** Opening RECORDS FOR THIS TASK block **
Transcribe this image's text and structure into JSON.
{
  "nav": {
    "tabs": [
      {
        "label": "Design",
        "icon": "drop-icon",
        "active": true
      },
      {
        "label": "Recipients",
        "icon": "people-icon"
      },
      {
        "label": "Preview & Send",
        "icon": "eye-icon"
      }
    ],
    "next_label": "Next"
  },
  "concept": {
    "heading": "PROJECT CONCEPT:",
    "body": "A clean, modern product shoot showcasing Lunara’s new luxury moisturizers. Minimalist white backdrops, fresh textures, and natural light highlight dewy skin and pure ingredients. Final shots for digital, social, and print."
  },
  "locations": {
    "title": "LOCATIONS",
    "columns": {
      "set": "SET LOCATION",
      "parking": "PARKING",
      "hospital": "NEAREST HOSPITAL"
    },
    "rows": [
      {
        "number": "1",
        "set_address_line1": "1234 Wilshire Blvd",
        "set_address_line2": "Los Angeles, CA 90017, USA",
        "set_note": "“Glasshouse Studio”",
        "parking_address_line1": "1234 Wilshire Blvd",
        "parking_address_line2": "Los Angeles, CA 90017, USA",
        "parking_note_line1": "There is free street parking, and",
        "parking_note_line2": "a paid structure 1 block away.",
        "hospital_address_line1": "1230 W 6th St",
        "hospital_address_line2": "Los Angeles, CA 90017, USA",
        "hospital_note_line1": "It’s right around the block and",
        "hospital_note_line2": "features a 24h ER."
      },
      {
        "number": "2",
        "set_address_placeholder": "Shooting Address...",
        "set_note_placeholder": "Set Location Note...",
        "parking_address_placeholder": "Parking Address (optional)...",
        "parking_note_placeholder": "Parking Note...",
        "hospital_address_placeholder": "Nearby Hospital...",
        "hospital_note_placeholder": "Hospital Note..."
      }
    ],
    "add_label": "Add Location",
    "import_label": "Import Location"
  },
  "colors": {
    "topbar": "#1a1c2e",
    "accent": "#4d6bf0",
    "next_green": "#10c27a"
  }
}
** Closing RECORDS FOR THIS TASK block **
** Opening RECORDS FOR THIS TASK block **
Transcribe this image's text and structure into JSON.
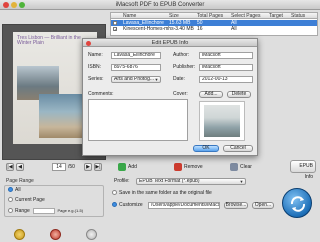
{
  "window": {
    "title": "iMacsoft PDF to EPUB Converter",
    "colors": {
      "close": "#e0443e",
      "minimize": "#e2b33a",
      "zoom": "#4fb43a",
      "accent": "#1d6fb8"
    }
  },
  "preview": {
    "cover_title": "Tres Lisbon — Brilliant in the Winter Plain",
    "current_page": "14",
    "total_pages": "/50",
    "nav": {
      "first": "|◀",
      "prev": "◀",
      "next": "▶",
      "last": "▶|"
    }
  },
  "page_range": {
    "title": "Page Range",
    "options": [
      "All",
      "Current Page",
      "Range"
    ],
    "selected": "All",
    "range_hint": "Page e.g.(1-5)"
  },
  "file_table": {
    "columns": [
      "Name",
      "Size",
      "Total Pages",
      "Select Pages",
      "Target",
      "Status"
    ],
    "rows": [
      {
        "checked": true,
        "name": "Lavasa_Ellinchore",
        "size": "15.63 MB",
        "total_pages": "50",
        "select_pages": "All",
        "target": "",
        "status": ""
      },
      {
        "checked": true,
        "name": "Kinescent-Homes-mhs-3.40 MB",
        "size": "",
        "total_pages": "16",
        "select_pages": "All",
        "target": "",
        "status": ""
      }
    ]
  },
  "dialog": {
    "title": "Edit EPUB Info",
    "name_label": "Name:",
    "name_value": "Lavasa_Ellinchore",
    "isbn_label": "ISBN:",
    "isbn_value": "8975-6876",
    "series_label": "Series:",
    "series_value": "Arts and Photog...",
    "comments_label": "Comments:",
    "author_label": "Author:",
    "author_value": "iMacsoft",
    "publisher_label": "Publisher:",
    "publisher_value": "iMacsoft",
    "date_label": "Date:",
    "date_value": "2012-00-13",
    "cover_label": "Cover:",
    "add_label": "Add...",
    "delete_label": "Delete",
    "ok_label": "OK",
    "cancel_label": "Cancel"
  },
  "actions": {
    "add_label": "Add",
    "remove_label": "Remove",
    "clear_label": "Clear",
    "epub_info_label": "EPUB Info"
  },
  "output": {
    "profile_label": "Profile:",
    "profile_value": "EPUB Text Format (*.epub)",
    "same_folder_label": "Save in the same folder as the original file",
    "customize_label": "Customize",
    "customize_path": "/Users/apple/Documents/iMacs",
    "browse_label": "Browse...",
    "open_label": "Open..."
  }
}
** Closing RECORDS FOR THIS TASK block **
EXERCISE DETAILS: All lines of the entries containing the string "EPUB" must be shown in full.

EXERCISE RESPONSE:
    "title": "iMacsoft PDF to EPUB Converter",
    "title": "Edit EPUB Info",
    "epub_info_label": "EPUB Info"
    "profile_value": "EPUB Text Format (*.epub)",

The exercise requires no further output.